• **What you are asked to do**
Filter the listing below, keeping only the lines with the word "name".
----- Data provided -----
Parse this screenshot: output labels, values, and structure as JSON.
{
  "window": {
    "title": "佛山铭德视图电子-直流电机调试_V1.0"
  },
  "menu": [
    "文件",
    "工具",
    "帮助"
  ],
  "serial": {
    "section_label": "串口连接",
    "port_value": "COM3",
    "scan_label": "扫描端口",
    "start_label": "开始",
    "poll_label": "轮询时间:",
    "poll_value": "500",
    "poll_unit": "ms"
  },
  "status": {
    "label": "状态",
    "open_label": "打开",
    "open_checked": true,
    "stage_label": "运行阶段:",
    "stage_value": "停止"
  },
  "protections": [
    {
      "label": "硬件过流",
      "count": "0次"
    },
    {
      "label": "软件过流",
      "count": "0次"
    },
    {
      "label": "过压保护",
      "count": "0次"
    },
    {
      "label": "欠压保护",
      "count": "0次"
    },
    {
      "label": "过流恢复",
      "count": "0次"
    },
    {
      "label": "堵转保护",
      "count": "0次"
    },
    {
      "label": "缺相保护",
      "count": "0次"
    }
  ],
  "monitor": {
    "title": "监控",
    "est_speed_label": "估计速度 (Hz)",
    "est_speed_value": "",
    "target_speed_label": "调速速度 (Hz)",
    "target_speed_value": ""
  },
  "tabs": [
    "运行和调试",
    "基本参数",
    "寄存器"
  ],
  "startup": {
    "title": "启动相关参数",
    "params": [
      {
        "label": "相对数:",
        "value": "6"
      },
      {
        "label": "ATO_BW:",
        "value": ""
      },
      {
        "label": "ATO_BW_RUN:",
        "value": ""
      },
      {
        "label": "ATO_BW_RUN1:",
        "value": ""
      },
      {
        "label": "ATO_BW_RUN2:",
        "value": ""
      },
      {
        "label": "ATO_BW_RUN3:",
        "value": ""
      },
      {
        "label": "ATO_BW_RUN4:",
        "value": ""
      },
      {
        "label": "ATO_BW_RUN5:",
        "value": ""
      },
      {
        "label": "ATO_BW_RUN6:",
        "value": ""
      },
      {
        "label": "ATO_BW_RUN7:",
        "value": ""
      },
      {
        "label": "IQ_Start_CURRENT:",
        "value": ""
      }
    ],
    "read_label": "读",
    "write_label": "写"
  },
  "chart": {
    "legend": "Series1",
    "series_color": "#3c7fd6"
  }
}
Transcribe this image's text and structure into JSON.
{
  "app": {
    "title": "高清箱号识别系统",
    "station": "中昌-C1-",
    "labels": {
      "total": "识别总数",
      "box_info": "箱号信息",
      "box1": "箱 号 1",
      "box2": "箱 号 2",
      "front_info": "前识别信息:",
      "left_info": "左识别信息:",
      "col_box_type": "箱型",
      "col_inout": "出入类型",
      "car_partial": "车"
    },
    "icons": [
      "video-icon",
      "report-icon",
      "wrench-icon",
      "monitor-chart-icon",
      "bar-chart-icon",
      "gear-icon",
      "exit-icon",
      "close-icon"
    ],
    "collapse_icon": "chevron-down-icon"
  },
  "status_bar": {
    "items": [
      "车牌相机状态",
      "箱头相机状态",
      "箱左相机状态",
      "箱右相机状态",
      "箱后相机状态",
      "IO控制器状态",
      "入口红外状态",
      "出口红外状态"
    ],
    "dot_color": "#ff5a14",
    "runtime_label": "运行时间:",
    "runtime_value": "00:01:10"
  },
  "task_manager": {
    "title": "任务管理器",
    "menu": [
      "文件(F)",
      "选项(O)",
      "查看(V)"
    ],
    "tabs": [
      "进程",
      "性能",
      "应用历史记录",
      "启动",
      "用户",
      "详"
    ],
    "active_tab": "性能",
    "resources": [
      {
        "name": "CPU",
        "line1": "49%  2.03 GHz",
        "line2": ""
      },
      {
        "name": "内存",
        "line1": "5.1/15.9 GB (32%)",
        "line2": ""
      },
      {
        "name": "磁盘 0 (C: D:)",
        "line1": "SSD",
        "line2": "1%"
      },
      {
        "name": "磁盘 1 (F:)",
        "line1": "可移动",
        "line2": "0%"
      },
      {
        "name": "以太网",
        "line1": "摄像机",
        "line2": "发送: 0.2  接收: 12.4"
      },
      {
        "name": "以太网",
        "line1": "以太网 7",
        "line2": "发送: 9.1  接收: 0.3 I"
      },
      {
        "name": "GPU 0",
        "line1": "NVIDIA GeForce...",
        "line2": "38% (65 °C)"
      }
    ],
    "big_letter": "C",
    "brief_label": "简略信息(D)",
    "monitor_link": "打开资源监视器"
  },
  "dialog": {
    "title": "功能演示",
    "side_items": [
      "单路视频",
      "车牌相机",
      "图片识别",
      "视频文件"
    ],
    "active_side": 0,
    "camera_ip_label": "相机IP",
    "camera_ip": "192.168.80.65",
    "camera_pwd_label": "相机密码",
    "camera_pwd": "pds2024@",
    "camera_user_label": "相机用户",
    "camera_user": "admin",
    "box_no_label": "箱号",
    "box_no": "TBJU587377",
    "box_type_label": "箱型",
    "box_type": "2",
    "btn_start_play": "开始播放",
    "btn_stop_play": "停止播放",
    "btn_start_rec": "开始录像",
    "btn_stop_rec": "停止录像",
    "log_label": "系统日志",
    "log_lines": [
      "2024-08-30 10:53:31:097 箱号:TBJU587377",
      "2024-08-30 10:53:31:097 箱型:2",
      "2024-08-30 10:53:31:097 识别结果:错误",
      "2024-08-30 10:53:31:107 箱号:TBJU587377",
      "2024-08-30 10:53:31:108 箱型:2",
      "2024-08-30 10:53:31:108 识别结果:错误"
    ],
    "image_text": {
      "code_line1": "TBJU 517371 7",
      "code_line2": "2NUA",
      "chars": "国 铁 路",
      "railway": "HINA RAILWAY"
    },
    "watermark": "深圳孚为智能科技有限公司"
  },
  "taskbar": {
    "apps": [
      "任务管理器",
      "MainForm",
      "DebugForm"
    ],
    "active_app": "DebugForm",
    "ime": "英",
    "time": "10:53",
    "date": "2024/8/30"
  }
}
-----
• **Result of this exercise**
        "name": "CPU",
        "name": "内存",
        "name": "磁盘 0 (C: D:)",
        "name": "磁盘 1 (F:)",
        "name": "以太网",
        "name": "以太网",
        "name": "GPU 0",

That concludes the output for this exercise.